After a few minutes, the saw blade has darkened nicely.



I like the phosphoric acid for rust treatment because, being roughly as thin as water, it will wick into any little nooks and crannies, slowing or stopping any new rust formation. The forge welded tang on this great little saw would be an unfortunate place to develop any corrosion.

And while I was waiting for the rust converter to "convert".....

My anvil has seen better days, and the face has been pockmarked by errant blows of the hammer. Since I am getting serious about tuning up this saw, I had better tune up my anvil a bit as well. A smooth anvil makes for smooth work.


My little shoeing anvil will never have a totally smooth face, but at least I can knock down the high spots, haha. 30 minutes of work, using a carborundum stone and bearing down hard, has it looking better than it has in years. Wonder of wonders, it's even flat!

Still, 30 minutes......Sometimes I miss having electricity.

So, the point of darkening the blade of the saw is that now all I need to do is take a few passes with the stone and the high spots on the saw plate are revealed.


I don't want to grind away material, as that would leave a saw with thick/thin spots. Probably not the end of the world, but it's not what I'm after.

The amount of work remaining on this saw is minimal, but requires more finesse than I have been using so far. Now, in a perfect world I would be using a nice little cross-peen hammer for this but I don't have one, so I make do.

I am going to start referring to this as my "Swiss army" hammer. One side for ura-dashi, the other side for saw straightening.....this hammer does it all.

I have slightly eased the corners and curved all edges, to minimize the likelihood of leaving any new marks. Oh yeah, it drives tacks, too.


A round of light tapping using primarily the corners of the hammer, followed by a brief stoning, shows how effective my hammering has been.

After one round of tapping, the bright spots are both smaller and more numerous. I am only using light taps, barely more than the weight of the hammer. You could do this all day and not get tired, as the rebound from the anvil does nearly half of the work.

Better yet after two rounds. I unpacked a pretty little Washita stone to use, instead of the big carborundum I was using. Not only does it fit the scale of the saw, it also just feels better.

Some very interesting patterns are beginning to be revealed. Underneath the random lumps and bumps is the evidence of structure and intent. This saw was shaped and carved. Very cool.

Unfortunately, it's getting late and my light is fading. I am looking forward to tomorrow's daylight.



  1. I like your hammer, it looks very similar to a small scross peen I have for peening my scythe blade. Its a bit on the heavy side but I find myself using it more and more. By the way, I spent last night reading about Orishigane and it is fascinating! Bloomery steel has so much character. So much skill knowing the steel wrapped up in it too.

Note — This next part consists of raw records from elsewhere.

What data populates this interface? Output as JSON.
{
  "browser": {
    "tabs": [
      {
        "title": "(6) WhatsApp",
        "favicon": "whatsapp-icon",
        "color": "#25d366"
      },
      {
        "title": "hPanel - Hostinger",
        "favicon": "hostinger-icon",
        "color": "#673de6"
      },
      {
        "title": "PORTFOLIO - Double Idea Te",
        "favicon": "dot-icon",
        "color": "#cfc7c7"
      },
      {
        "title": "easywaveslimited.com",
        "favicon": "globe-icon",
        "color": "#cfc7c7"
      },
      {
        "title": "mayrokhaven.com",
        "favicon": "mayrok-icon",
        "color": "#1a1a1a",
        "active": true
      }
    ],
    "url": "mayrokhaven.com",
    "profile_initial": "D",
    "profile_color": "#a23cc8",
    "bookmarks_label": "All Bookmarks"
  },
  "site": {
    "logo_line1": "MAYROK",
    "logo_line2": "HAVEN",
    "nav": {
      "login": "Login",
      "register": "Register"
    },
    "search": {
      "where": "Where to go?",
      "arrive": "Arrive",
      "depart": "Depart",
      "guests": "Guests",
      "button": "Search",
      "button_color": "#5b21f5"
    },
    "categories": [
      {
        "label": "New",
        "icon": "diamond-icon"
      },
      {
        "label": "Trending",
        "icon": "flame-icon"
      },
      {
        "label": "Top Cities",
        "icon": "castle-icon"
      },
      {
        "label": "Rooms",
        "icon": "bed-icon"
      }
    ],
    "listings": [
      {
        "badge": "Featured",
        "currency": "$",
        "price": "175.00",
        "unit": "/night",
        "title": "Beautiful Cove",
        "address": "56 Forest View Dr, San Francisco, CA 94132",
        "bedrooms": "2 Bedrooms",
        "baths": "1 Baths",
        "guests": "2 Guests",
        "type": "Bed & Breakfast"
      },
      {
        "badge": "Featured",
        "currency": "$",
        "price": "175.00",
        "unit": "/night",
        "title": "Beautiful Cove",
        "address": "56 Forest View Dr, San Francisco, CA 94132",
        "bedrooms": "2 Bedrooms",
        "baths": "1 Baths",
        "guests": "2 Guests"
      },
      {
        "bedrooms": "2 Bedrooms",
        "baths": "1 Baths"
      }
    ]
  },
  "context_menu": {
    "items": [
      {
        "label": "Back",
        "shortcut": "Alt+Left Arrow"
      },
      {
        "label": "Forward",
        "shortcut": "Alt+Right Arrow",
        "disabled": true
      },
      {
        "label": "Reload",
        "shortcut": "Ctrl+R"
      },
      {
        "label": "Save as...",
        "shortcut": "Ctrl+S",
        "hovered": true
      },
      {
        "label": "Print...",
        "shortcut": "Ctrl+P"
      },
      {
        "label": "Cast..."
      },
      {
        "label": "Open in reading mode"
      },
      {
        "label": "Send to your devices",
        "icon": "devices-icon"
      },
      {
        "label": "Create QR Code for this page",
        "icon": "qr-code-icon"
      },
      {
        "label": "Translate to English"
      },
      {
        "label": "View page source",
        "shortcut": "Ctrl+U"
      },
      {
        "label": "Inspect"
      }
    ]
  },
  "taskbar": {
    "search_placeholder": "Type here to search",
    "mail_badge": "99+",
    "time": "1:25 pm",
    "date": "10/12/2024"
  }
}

    1. Ohhhhh yeah! Reading and thinking on the orishigane..... the thought of being able to alter the carbon balance up or down, depending on how the material is manipulated in the fire......truly there is magic here. Gives me the bright tinglies just thinking about it!

      Now if only my forge welding skills were up to task......guess that I better get busy on rebuilding my forge, haha. And the fuego. I would suggest a build-along, but you will likely be finished with yours before I even get my wood sawn, haha.

      My crap photo doesn't illuminate well, as the day was fading fast, but that is actually my little split back tack hammer, just like you are using for your saw tooth setting. 5 Oz maybe? Pretty small and light, in any event but even so, as I get further into this, I am needing to be progressively more delicate. I should thin down that handle some. That would be a help, and I like thin, whippy handles.


Like all of us, I am figuring this out as I go, so when you see something that is incorrect or flat out wrong (and you will!), let me know. This is a learning process. Real people and names, please. Constructive comments and questions are very welcome, but hate speak/politics are not! Life (get one!) is too short.

Thanks, Jason